And is there a funnier cancer a comedy writer could possibly be diagnosed with? Honestly, cancer of the ass?

As I stated above, O'Rourke was one of my comedy writing heroes. In the mid-70's he was the editor of National Lampoon and was one of the writers who worked on the fantastic (and out of print)1964 High School Yearbook Parody (which if you haven't read, you must. It is perfect). Photobucket O'Rourke then went on to Hollywood, where he wrote the screenplay for the Rodney Dangerfield movie "Easy Money". After that harrowing experience, he turned his sights to the social satire in Washington D.C. His book "Parliament Of Whores: A Lone Humorist Attempts to Explain the Entire U.S. Government" is among one of the best political satire books ever written.
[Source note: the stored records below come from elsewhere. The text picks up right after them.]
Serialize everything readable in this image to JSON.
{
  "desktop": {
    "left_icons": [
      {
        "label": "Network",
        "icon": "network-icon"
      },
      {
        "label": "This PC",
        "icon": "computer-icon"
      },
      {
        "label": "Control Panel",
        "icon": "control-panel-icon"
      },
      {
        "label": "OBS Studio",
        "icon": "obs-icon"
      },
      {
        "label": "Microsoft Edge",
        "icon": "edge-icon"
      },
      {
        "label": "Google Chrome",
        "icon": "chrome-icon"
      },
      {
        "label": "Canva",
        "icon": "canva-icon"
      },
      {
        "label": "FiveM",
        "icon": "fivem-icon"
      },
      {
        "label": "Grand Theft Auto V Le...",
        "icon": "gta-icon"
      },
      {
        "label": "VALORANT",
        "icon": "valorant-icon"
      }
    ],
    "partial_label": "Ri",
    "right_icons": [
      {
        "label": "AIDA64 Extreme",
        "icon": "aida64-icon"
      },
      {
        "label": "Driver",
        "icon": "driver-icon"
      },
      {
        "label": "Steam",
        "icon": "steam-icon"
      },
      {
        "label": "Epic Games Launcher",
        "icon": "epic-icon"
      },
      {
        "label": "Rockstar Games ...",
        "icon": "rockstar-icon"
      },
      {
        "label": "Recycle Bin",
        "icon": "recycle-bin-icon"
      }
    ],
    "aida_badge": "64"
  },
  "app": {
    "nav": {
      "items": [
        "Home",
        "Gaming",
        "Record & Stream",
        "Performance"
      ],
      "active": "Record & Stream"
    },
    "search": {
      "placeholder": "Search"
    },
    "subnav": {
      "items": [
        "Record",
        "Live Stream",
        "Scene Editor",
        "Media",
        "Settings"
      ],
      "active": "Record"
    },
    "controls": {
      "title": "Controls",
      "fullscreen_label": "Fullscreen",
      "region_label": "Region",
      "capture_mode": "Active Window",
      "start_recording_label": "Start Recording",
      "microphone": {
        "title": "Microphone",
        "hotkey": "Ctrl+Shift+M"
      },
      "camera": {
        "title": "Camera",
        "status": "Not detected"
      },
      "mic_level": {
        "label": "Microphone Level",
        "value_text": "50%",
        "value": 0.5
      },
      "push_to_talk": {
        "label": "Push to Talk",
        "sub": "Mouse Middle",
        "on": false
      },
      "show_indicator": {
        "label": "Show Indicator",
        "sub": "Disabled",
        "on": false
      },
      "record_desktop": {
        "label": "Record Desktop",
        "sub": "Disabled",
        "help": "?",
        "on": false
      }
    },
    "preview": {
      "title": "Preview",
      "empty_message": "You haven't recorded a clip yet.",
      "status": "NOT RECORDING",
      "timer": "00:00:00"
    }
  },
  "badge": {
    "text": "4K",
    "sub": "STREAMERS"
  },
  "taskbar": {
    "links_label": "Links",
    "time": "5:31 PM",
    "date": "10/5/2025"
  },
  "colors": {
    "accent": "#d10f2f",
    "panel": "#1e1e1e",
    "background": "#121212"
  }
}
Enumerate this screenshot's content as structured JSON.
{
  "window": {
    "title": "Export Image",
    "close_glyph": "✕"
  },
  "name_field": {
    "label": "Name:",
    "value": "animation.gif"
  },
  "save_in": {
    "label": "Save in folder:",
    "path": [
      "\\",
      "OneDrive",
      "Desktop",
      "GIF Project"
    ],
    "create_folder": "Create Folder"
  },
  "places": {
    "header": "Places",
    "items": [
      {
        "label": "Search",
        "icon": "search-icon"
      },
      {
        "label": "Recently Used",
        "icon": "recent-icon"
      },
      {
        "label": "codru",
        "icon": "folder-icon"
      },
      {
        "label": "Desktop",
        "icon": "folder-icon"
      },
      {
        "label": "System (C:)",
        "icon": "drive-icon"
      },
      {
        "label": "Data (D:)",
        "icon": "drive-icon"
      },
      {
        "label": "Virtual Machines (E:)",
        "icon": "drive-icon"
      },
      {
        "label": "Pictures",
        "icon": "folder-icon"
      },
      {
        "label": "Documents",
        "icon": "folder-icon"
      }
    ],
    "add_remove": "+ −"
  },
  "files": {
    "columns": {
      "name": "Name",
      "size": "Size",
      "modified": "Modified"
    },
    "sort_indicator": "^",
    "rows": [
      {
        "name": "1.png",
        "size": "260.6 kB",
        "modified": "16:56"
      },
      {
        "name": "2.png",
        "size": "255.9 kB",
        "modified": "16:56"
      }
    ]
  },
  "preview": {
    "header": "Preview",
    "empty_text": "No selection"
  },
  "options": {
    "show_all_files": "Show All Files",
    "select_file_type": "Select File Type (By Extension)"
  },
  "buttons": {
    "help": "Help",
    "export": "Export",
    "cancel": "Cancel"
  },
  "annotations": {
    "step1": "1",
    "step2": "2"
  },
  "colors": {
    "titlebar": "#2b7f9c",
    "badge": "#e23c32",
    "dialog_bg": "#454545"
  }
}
Since then, O'Rourke, like many of his age group, has gone from biting satirist to old complaining curmudgeon. His rants aren't really funny anymore, and now just sound like a more republican Dennis Miller. I haven't even bothered with many of his recent books---most of which require an annotated knowledge of the works of Adam Smith-- really, everything comes down to Parliament of Whores. That's his best post-National Lampoon work. Start there, and then go explore his further works (may I suggest "All the Trouble in the World: The Lighter Side of Overpopulation, Famine, Ecological Disaster, Ethnic Hatred, Plague, and Poverty")

Get well soon P.J.!